Dr. La Rocca: Yes, these pathways are very interesting, but I am concerned about tumor heterogeneity. Does methylation really correlate with the protein, and can we assume on that basis that the patient will respond to a targeted agent? What also concerns me is that many of these tumors are very heterogeneous, so you really have to perform molecular analysis in real time. One of the things that occurs frequently, for example, with lung cancer is that a tumor sample is taken and analyzed 3 years before the patient receives a targeted agent. Subsequently, the patient has 2 resections, radiation, and chemotherapy, which means that we don't really know in real time what is going on at a molecular level. In addition, one must consider the heterogeneity of expression in these cells and that this may vary from metastatic site to metastatic site.
We will need multitargeted therapy to optimally manage high-grade brain tumors. I think many of the investigators at SNO appropriately noted that we are eventually going to have a tumor molecular profile for each patient at the time of his or her diagnosis, and we will be able to give each patient different targeted therapies simultaneously based on the profile. This is also the case with HIV. HIV cannot be controlled with one drug alone; rather, the virus needed to be targeted at multiple levels simultaneously.
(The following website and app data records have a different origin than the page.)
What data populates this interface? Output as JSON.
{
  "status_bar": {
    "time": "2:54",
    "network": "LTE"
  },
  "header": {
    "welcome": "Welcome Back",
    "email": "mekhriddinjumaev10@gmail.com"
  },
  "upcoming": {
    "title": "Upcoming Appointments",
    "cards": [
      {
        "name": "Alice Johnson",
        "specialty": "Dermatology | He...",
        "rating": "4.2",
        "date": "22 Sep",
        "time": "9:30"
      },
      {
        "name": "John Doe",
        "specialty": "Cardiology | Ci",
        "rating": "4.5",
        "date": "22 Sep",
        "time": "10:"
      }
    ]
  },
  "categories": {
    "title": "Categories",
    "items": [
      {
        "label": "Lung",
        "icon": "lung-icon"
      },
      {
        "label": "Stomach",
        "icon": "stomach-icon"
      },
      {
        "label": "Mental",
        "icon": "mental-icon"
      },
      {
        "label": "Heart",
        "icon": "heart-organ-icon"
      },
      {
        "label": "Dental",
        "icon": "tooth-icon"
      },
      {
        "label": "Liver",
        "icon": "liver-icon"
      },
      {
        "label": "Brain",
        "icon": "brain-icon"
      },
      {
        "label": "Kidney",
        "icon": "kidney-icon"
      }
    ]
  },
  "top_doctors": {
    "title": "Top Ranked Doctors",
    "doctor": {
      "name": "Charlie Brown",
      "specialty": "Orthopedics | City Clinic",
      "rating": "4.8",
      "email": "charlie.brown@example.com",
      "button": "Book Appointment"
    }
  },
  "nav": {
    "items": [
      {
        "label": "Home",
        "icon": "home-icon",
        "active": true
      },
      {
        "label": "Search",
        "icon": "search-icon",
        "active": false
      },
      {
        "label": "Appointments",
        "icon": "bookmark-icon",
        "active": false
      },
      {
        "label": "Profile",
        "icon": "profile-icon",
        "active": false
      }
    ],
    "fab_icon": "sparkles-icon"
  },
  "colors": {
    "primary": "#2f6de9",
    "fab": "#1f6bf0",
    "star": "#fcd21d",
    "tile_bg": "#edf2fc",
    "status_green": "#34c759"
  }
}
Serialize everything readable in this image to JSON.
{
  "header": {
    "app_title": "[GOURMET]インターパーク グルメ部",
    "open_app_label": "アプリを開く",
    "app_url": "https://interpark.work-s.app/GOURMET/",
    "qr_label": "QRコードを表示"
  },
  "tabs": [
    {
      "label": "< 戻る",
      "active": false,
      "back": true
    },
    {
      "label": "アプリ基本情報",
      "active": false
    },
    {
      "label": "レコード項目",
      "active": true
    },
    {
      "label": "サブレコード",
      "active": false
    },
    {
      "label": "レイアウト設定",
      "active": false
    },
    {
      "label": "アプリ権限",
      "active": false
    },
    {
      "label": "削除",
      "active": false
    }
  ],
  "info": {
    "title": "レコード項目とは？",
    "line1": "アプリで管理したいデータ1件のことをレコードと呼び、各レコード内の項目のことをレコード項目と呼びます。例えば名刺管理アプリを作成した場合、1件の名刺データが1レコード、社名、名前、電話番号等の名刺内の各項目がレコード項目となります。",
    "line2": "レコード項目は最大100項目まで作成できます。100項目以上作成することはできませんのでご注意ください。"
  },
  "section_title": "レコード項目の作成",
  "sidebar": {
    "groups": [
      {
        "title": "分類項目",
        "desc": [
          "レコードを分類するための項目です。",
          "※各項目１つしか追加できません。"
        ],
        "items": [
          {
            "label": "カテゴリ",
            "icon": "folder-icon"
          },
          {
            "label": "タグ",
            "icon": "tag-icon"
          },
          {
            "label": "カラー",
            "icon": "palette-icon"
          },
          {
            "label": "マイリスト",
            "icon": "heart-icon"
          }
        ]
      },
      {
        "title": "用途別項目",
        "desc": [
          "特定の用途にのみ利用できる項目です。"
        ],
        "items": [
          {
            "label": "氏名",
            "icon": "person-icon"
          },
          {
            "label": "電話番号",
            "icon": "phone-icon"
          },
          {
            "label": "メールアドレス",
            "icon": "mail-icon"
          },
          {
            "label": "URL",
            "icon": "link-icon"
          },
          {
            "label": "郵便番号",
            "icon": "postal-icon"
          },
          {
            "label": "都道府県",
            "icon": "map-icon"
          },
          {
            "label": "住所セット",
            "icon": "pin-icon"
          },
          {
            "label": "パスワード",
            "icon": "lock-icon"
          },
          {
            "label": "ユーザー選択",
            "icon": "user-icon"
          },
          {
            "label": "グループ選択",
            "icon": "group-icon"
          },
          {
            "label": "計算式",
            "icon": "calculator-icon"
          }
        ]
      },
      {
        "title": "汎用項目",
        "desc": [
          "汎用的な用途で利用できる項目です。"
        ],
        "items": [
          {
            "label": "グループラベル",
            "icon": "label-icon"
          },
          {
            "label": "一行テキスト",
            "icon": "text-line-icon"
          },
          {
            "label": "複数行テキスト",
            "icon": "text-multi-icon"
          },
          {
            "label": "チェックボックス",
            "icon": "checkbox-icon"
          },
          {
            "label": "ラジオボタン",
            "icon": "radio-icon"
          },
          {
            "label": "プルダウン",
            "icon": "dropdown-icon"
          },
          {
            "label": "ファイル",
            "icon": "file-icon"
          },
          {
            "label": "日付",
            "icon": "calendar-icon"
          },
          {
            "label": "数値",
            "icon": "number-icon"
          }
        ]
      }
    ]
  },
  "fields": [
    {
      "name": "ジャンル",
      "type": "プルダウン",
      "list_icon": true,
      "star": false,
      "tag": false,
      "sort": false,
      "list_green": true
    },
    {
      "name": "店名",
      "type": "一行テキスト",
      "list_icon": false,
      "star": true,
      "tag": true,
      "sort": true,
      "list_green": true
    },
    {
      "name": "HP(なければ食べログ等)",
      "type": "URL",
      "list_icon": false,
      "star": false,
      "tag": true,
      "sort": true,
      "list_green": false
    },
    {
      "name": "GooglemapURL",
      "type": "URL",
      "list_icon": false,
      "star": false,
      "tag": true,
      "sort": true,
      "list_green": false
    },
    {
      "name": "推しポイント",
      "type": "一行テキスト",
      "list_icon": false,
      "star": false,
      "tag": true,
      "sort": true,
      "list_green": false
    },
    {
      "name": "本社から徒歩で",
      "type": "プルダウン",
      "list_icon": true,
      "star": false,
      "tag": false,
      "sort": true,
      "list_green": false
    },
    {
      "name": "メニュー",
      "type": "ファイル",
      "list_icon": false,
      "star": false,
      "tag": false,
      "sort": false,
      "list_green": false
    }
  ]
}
Hence, HIV changed from a devastating illness that killed affected patients in 2 years to an almost chronic disease. One of our goals as neuro-oncologists is to likewise transform brain tumors into a chronic disease.
Molecular assays are currently tremendously expensive. I think over time, as costs drop, you will be able to send a resected tumor specimen away, a kit will be done, and a profile analysis will be available for review in 2 weeks. From that list, you will then choose, for example, 6 out of 8 available different targeted therapies.
Medscape: When do you think that will be?
Dr. La Rocca: With unlimited time and unlimited money, I would say 5 years. In reality, it is more likely to take 10-20 years.
Medscape: Is there anything else you would like to add?
Dr. La Rocca: I think we are on the threshold of making significant inroads into understanding the biology of malignant gliomas, and the insights gained may be applicable to other tumor types. I am very happy that the Genome Project is including glioblastoma as one of the first 3 malignancies for the pilot phase of "The Cancer Genome Atlas." I believe we are going to see more focused research, not only by academic researchers but also by the pharmaceutical industry, on novel targeted and antiangiogenesis agents, many of which are orally administered.
Disclosure for interviewer: Heather G. Gatcombe, MD, has disclosed no relevant financial relationships.
Disclosure for interviewee: Renato V. La Rocca, MD, FACP, has disclosed that he serves on the advisory boards of Genentech, Amgen, Lilly, and MGI Pharma. Dr. La Rocca has also disclosed that he serves on the speaker's bureaus of Genentech, MGI Pharma, and Bristol-Myers Squibb. Dr. La Rocca has also disclosed that he owns stock in Genentech, Amgen, and Novartis.